Q: What then should Canadians understand?
A: That innovation has always been important to the industry. It’s interesting when you look at companies in the country’s oil sector, it includes some of the oldest companies in Canadian business, in some cases 100 years. Think of the change these companies have gone through, and now they’re going through great change now. The bottom line is companies in the sector are very resilient. They have a remarkable ability to innovate.
Q: Environmental innovation and innovations to reduce costs seem to be two major themes in the way the industry approaches innovation. Can you comment on this?
A: They’re fundamentally linked in our industry. Let me give you an example. One of the biggest costs of producing oil sands is the energy input to heat water into steam that’s used to melt and recover the bitumen. The industry is relentlessly driving to find ways to use less steam. What this means is they are using less energy to make the steam. That in turn reduces costs and their greenhouse gas (GHG) emissions.
If you look at any of the more than 300 projects in COSIA’s current project portfolio, there is no one project that only benefits cost reduction or only benefits the environment. In each case, the goals of innovating for cost and for the environment are closely connected.
Q: Besides this linkage, what trends are shaping how innovation takes place in the industry?
A: The change in the way they approach competition and collaboration is a big one. Leaders in the industry have been trained through many decades of operation to think of their companies in competition with each other for technology development. But today they increasingly understand that their biggest competition with other energy sources and with oil products from around the world. So, their view of where their competition is and how they react to it is changing. There’s an understanding that as an industry we’re stronger together when we develop technological solutions together, then compete with each other on implementation and execution.
That’s a major driver behind COSIA. Instead of each member company competing for their own projects, they’ve taken a sectoral approach to reduce costs and improve environmental performance together. And they’ve done that in a way that respects individual investments and intellectual property ownership.
Q: Are there other innovation trends you’re seeing in the industry?
A: Another is what I call “open innovation”. Today in the oil sands we’re taking new approaches to incent global innovators to come up with solutions to oil sands challenges. A great example is the NRG COSIA Carbon XPRIZE. This competition is challenging the best minds around the world to compete for innovations that can take carbon and turn it into a valuable resource.
In addition, I’m seeing a growing use of artificial intelligence and automation in the industry. These innovations are showing up in all kinds of practical ways. For example, cognitive computing is being applied in steam-assisted gravity drainage (SAGD) operations to enhance steam injection. We’re seeing companies start to introduce driverless trucks at mines. It’s all part of a constant quest to create efficiencies.
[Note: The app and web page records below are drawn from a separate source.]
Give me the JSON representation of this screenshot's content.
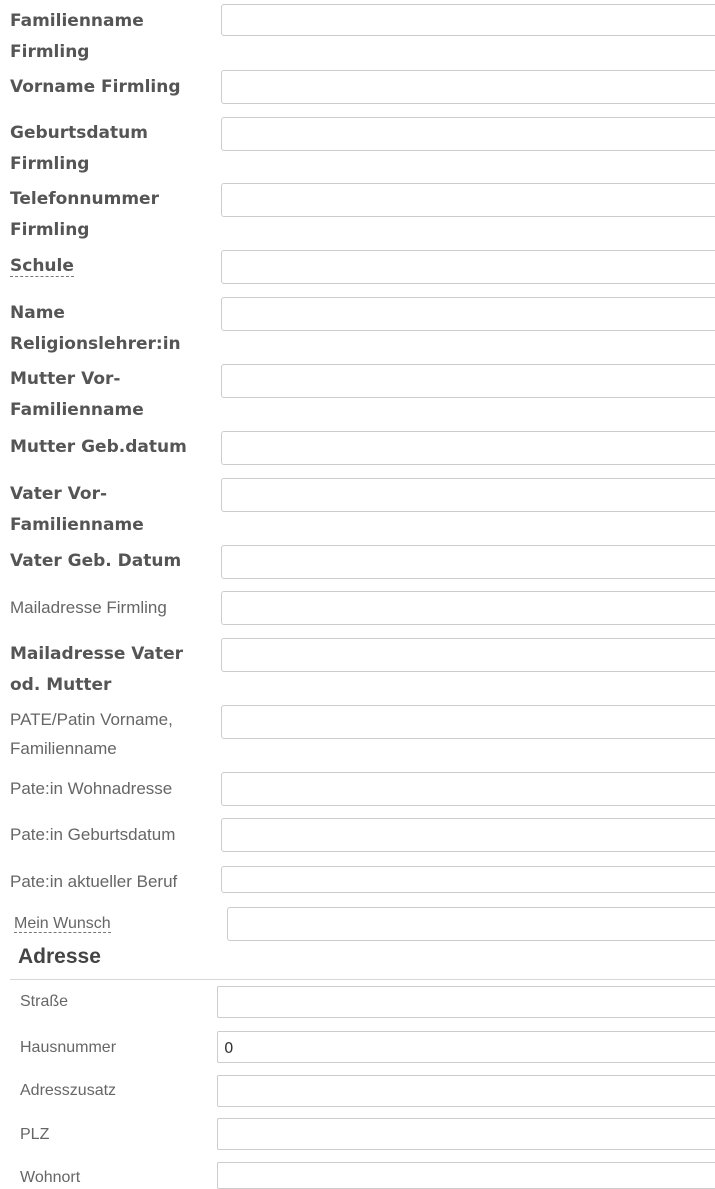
{
  "form": {
    "fields": [
      {
        "label": "Familienname Firmling",
        "value": ""
      },
      {
        "label": "Vorname Firmling",
        "value": ""
      },
      {
        "label": "Geburtsdatum Firmling",
        "value": ""
      },
      {
        "label": "Telefonnummer Firmling",
        "value": ""
      },
      {
        "label": "Schule",
        "value": ""
      },
      {
        "label": "Name Religionslehrer:in",
        "value": ""
      },
      {
        "label": "Mutter Vor-Familienname",
        "value": ""
      },
      {
        "label": "Mutter Geb.datum",
        "value": ""
      },
      {
        "label": "Vater Vor-Familienname",
        "value": ""
      },
      {
        "label": "Vater Geb. Datum",
        "value": ""
      },
      {
        "label": "Mailadresse Firmling",
        "value": ""
      },
      {
        "label": "Mailadresse Vater od. Mutter",
        "value": ""
      },
      {
        "label": "PATE/Patin Vorname, Familienname",
        "value": ""
      },
      {
        "label": "Pate:in Wohnadresse",
        "value": ""
      },
      {
        "label": "Pate:in Geburtsdatum",
        "value": ""
      },
      {
        "label": "Pate:in aktueller Beruf",
        "value": ""
      },
      {
        "label": "Mein Wunsch",
        "value": ""
      }
    ]
  },
  "address": {
    "title": "Adresse",
    "fields": [
      {
        "label": "Straße",
        "value": ""
      },
      {
        "label": "Hausnummer",
        "value": "0"
      },
      {
        "label": "Adresszusatz",
        "value": ""
      },
      {
        "label": "PLZ",
        "value": ""
      },
      {
        "label": "Wohnort",
        "value": ""
      }
    ]
  }
}
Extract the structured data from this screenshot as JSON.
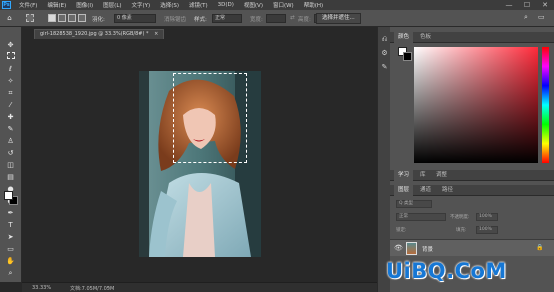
{
  "app": {
    "logo_text": "Ps",
    "brand_color": "#31a8ff"
  },
  "menu": [
    "文件(F)",
    "编辑(E)",
    "图像(I)",
    "图层(L)",
    "文字(Y)",
    "选择(S)",
    "滤镜(T)",
    "3D(D)",
    "视图(V)",
    "窗口(W)",
    "帮助(H)"
  ],
  "window_controls": {
    "minimize": "—",
    "maximize": "☐",
    "close": "✕"
  },
  "options": {
    "feather_label": "羽化:",
    "feather_value": "0 像素",
    "antialias_label": "消除锯齿",
    "style_label": "样式:",
    "style_value": "正常",
    "width_label": "宽度:",
    "height_label": "高度:",
    "select_mask_button": "选择并遮住..."
  },
  "document": {
    "tab_title": "girl-1828538_1920.jpg @ 33.3%(RGB/8#) *",
    "tab_close": "×"
  },
  "status": {
    "zoom": "33.33%",
    "doc_info": "文档:7.05M/7.05M"
  },
  "color_panel": {
    "tabs": [
      "颜色",
      "色板"
    ]
  },
  "learn_panel": {
    "tabs": [
      "学习",
      "库",
      "调整"
    ]
  },
  "layers_panel": {
    "tabs": [
      "图层",
      "通道",
      "路径"
    ],
    "kind_placeholder": "Q 类型",
    "blend_mode": "正常",
    "opacity_label": "不透明度:",
    "opacity_value": "100%",
    "lock_label": "锁定:",
    "fill_label": "填充:",
    "fill_value": "100%",
    "layer_name": "背景"
  },
  "watermark": "UiBQ.CoM",
  "colors": {
    "foreground": "#ffffff",
    "background": "#000000",
    "hue_selected": "#ff2a3a"
  }
}
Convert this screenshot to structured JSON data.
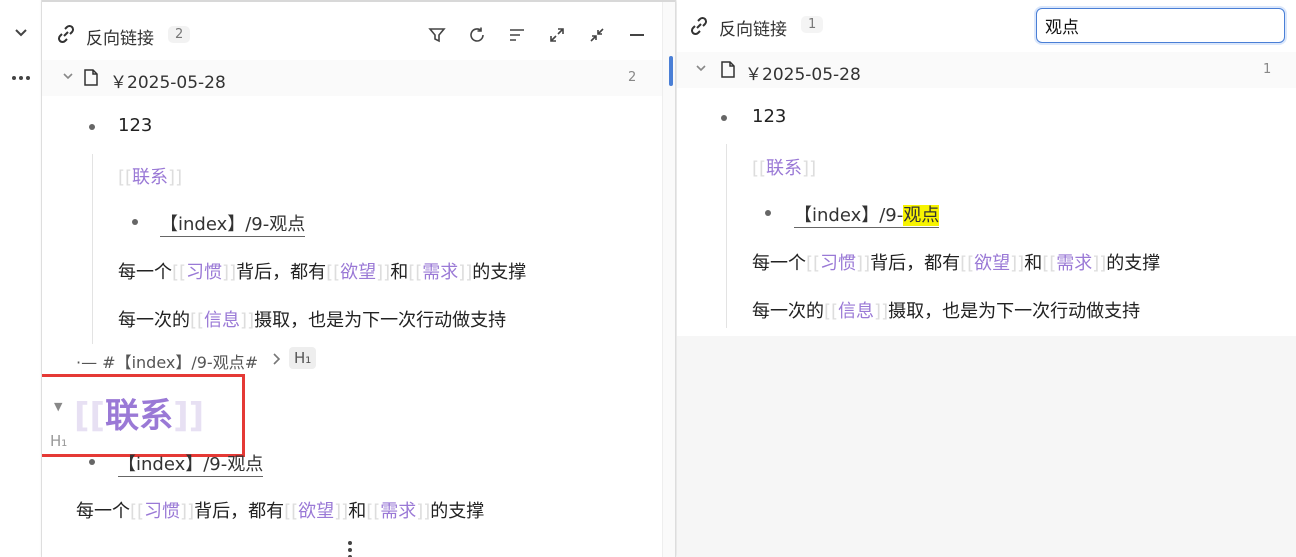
{
  "left_panel": {
    "title": "反向链接",
    "count": "2",
    "doc": {
      "name": "￥2025-05-28",
      "count": "2"
    },
    "list": {
      "item1": "123",
      "ref_title": "联系",
      "link": "【index】/9-观点",
      "line1": {
        "pre": "每一个",
        "a": "习惯",
        "mid": "背后，都有",
        "b": "欲望",
        "and": "和",
        "c": "需求",
        "post": "的支撑"
      },
      "line2": {
        "pre": "每一次的",
        "a": "信息",
        "post": "摄取，也是为下一次行动做支持"
      }
    },
    "breadcrumb": {
      "text": "#【index】/9-观点#",
      "badge": "H₁"
    },
    "heading": {
      "text": "联系",
      "level": "H₁"
    },
    "below": {
      "link": "【index】/9-观点",
      "line1": {
        "pre": "每一个",
        "a": "习惯",
        "mid": "背后，都有",
        "b": "欲望",
        "and": "和",
        "c": "需求",
        "post": "的支撑"
      }
    }
  },
  "right_panel": {
    "title": "反向链接",
    "count": "1",
    "search_value": "观点",
    "doc": {
      "name": "￥2025-05-28",
      "count": "1"
    },
    "list": {
      "item1": "123",
      "ref_title": "联系",
      "link_pre": "【index】/9-",
      "link_hl": "观点",
      "line1": {
        "pre": "每一个",
        "a": "习惯",
        "mid": "背后，都有",
        "b": "欲望",
        "and": "和",
        "c": "需求",
        "post": "的支撑"
      },
      "line2": {
        "pre": "每一次的",
        "a": "信息",
        "post": "摄取，也是为下一次行动做支持"
      }
    }
  },
  "colors": {
    "link": "#9a79d6",
    "highlight": "#f7f300",
    "focus": "#4a7fd6",
    "annotation": "#e53935"
  }
}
Q: Where is innovation in the oil patch headed?
A: Despite always being high, I think the level and pace of innovation is increasing. This is happening because of the trends I’ve just mentioned. At the same time, the industry’s culture is changing. We’re becoming more outward focused. We’re tapping into sources of ideas and technical capacity we haven’t engaged before.
We need to constantly get more efficient in how we solicit ideas and launch tech development and testing projects. As an industry, we’re getting better at this. The oil sands sector has fundamentally redefined how it innovates through COSIA in a very short number of years. The industry now has a very streamlined way of soliciting ideas and launching projects in priority areas. Now as always, the sector will be on a continual quest to get even better at innovation.